Biz Beat 3-17-2016

• Travelers to the coast may have noticed that Alpha-Bit Café in Mapleton closed in mid-February following a farewell sale. Old photos are still being posted on the Alpha-Bit and Alpha Farm Facebook pages. So what happened? The café and bookstore support the Alpha Farm Intentional Community in Deadwood and hundreds of people have worked there over the decades. The workers considered themselves volunteers, but according to a recent store worker named Zain, “the government” views the workers as employees, not volunteers, and says wages, withholdings and insurance are all in arrears. “We stayed in the black only because those at the helm never thought we had to pay for such things, so we never did,” Zain tells us. “We just can’t afford to operate any longer.” The property and building are owned by Alpha Farm and are on the market. We hear at least one offer has come in.

• We’ve been tracking KEPW 97.3 FM, a listener-supported community radio station in Eugene that is projecting to be on the air by the end of 2016. “We could have our 45-foot antennae up within the next couple of months and are also gathering equipment for our studio at Growers Market, 454 Willamette Street,” says Rick Gold of KEPW in an email to supporters. Ideas for programming are welcome and the first meeting for organizing shows will be at 7:30 pm Thursday, March 17, at Growers Market. Regular weekly meetings for KEPW are from 6 to 7:30 Thursdays at the same location. See 

• A four-part series of presentations called “Creating Green and Resilient Homes, Neighborhoods, Economy and Culture” begins March 21 and continues April 18, May 16 and June 20. The program is hosted by Jan Spencer and is in cooperation with the River Road Park District. All presentations will begin at 7 pm at the River Road Annex, 1055 River Road.
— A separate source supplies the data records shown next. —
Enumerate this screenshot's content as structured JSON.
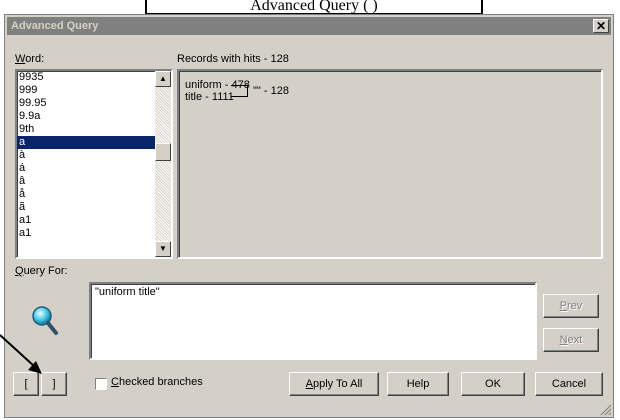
{
  "caption": "Advanced Query (   )",
  "window": {
    "title": "Advanced Query",
    "close_label": "✕"
  },
  "word_label": "Word:",
  "word_list": {
    "items": [
      "9935",
      "999",
      "99.95",
      "9.9a",
      "9th",
      "a",
      "à",
      "á",
      "â",
      "å",
      "ã",
      "a1",
      "a1"
    ],
    "selected": "a"
  },
  "results": {
    "header": "Records with hits - 128",
    "line1": "uniform - 478",
    "line2": "title - 1111",
    "combined": "\"\" - 128"
  },
  "query_label": "Query For:",
  "query_value": "\"uniform title\"",
  "buttons": {
    "open_bracket": "[",
    "close_bracket": "]",
    "prev": "Prev",
    "next": "Next",
    "apply_all": "Apply To All",
    "help": "Help",
    "ok": "OK",
    "cancel": "Cancel"
  },
  "checked_branches_label": "Checked branches",
  "icons": {
    "magnifier": "magnifier-icon",
    "close": "close-icon"
  }
}
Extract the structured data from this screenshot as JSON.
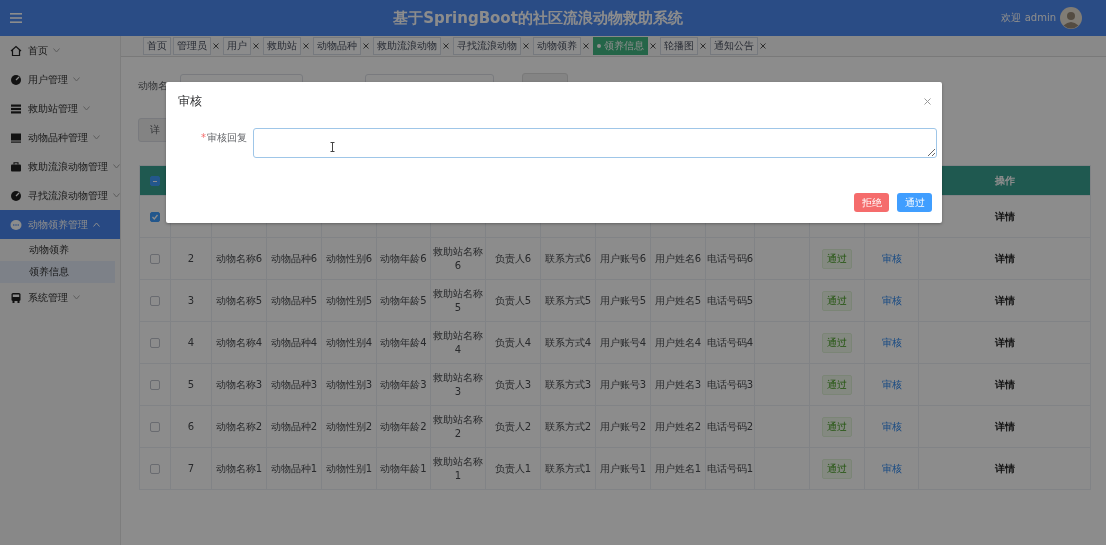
{
  "header": {
    "title": "基于SpringBoot的社区流浪动物救助系统",
    "welcome": "欢迎 admin"
  },
  "sidebar": {
    "items": [
      {
        "label": "首页",
        "expanded": false,
        "selected": false
      },
      {
        "label": "用户管理",
        "expanded": false,
        "selected": false
      },
      {
        "label": "救助站管理",
        "expanded": false,
        "selected": false
      },
      {
        "label": "动物品种管理",
        "expanded": false,
        "selected": false
      },
      {
        "label": "救助流浪动物管理",
        "expanded": false,
        "selected": false
      },
      {
        "label": "寻找流浪动物管理",
        "expanded": false,
        "selected": false
      },
      {
        "label": "动物领养管理",
        "expanded": true,
        "selected": true,
        "children": [
          {
            "label": "动物领养",
            "selected": false
          },
          {
            "label": "领养信息",
            "selected": true
          }
        ]
      },
      {
        "label": "系统管理",
        "expanded": false,
        "selected": false
      }
    ]
  },
  "tabs": [
    {
      "label": "首页",
      "closable": false,
      "selected": false
    },
    {
      "label": "管理员",
      "closable": true,
      "selected": false
    },
    {
      "label": "用户",
      "closable": true,
      "selected": false
    },
    {
      "label": "救助站",
      "closable": true,
      "selected": false
    },
    {
      "label": "动物品种",
      "closable": true,
      "selected": false
    },
    {
      "label": "救助流浪动物",
      "closable": true,
      "selected": false
    },
    {
      "label": "寻找流浪动物",
      "closable": true,
      "selected": false
    },
    {
      "label": "动物领养",
      "closable": true,
      "selected": false
    },
    {
      "label": "领养信息",
      "closable": true,
      "selected": true
    },
    {
      "label": "轮播图",
      "closable": true,
      "selected": false
    },
    {
      "label": "通知公告",
      "closable": true,
      "selected": false
    }
  ],
  "filter": {
    "label": "动物名"
  },
  "toolbar": {
    "button": "详"
  },
  "table": {
    "select_all_indeterminate": true,
    "action_column": "操作",
    "rows": [
      {
        "checked": true,
        "action": "详情"
      },
      {
        "checked": false,
        "index": "2",
        "name": "动物名称6",
        "breed": "动物品种6",
        "gender": "动物性别6",
        "age": "动物年龄6",
        "station": "救助站名称6",
        "manager": "负责人6",
        "contact": "联系方式6",
        "account": "用户账号6",
        "username": "用户姓名6",
        "phone": "电话号码6",
        "status": "通过",
        "review": "审核",
        "action": "详情"
      },
      {
        "checked": false,
        "index": "3",
        "name": "动物名称5",
        "breed": "动物品种5",
        "gender": "动物性别5",
        "age": "动物年龄5",
        "station": "救助站名称5",
        "manager": "负责人5",
        "contact": "联系方式5",
        "account": "用户账号5",
        "username": "用户姓名5",
        "phone": "电话号码5",
        "status": "通过",
        "review": "审核",
        "action": "详情"
      },
      {
        "checked": false,
        "index": "4",
        "name": "动物名称4",
        "breed": "动物品种4",
        "gender": "动物性别4",
        "age": "动物年龄4",
        "station": "救助站名称4",
        "manager": "负责人4",
        "contact": "联系方式4",
        "account": "用户账号4",
        "username": "用户姓名4",
        "phone": "电话号码4",
        "status": "通过",
        "review": "审核",
        "action": "详情"
      },
      {
        "checked": false,
        "index": "5",
        "name": "动物名称3",
        "breed": "动物品种3",
        "gender": "动物性别3",
        "age": "动物年龄3",
        "station": "救助站名称3",
        "manager": "负责人3",
        "contact": "联系方式3",
        "account": "用户账号3",
        "username": "用户姓名3",
        "phone": "电话号码3",
        "status": "通过",
        "review": "审核",
        "action": "详情"
      },
      {
        "checked": false,
        "index": "6",
        "name": "动物名称2",
        "breed": "动物品种2",
        "gender": "动物性别2",
        "age": "动物年龄2",
        "station": "救助站名称2",
        "manager": "负责人2",
        "contact": "联系方式2",
        "account": "用户账号2",
        "username": "用户姓名2",
        "phone": "电话号码2",
        "status": "通过",
        "review": "审核",
        "action": "详情"
      },
      {
        "checked": false,
        "index": "7",
        "name": "动物名称1",
        "breed": "动物品种1",
        "gender": "动物性别1",
        "age": "动物年龄1",
        "station": "救助站名称1",
        "manager": "负责人1",
        "contact": "联系方式1",
        "account": "用户账号1",
        "username": "用户姓名1",
        "phone": "电话号码1",
        "status": "通过",
        "review": "审核",
        "action": "详情"
      }
    ]
  },
  "dialog": {
    "title": "审核",
    "field": {
      "required_mark": "*",
      "label": "审核回复"
    },
    "buttons": [
      {
        "label": "拒绝",
        "kind": "danger"
      },
      {
        "label": "通过",
        "kind": "primary"
      }
    ]
  }
}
A tour of homes and sites will be sometime in July. Spencer has been a River Road neighborhood activist and an advocate for economic and cultural transformation for many years. Sliding scale; suggested $25 for the series. More information at or email 

• Haggen Northwest Fresh bought dozens of Albertson’s grocery stores, then went bankrupt and sold them back to Albertson’s. The Wall Street Journal and other publications have followed the convoluted tale involving federal trade regulators. The newly named Haggen stores in Eugene still have their Haggen signs, but are now back under Albertson’s ownership. But we hear rumors that many local store employees (and customers) prefer the Haggen management and store improvements and are not looking forward to their new/old bosses. Haggen honored union contracts when it bought the Albertson’s stores. 

• “Social Media Marketing 101” is the topic of a free workshop at 6 pm Thursday, March 17, at the Eugene Public Library downtown. Workshop leader Carol Infranca is an award-winning print and broadcast journalist, business and government marketing and public relations specialist, and an authorized local expert for Constant Contact. The following week, “Get Your Business Online” is a free workshop at 6 pm Thursday, March 24, at the Eugene Public Library. Brad McKinney and James Korth will talk about how to make businesses easy to find with Google search and Google Maps. These steps will promote your business and also help boost the local economy by putting Eugene and Springfield “on the map.” Both workshops are sponsored by the library and SCORE. Call 682-5450.

• We see City Club of Eugene is taking nominations for officers and new board members. The club is also seeking volunteers and mentors to work on a new Civic Associates program, an effort to boost civic engagement among young adults in the community. City Club is also looking at fundraising efforts to meet the growing costs of operations. City Club has looked at 20 potential sites for its weekly noon meetings and has settled on the UO Baker Center at 10th Avenue and High Street through July. Lunch menu is provided by the UO catering service. See